EXCERPTED RECORDS: Begin

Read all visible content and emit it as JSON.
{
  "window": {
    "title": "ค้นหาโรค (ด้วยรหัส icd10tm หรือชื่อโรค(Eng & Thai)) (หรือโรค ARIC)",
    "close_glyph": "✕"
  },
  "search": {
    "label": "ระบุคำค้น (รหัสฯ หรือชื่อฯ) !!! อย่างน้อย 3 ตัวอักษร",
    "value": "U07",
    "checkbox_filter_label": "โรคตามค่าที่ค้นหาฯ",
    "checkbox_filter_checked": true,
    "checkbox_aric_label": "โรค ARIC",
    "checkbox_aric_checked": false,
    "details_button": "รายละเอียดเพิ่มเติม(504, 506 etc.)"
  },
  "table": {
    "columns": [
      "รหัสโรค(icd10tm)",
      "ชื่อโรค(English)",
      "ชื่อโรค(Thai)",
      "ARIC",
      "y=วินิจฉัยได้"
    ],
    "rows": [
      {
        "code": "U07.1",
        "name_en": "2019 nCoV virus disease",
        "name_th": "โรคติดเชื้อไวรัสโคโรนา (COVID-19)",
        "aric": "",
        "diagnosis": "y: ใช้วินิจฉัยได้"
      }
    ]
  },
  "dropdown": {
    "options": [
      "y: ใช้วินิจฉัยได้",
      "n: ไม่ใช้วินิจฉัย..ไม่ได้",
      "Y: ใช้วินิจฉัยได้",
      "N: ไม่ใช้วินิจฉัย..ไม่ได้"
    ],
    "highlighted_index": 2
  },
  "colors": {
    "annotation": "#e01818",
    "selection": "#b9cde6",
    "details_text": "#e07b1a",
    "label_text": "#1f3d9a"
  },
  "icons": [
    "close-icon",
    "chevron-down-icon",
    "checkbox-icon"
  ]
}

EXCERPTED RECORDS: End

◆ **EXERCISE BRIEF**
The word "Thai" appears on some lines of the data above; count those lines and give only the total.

◆ **REPLY TO THE EXERCISE**
2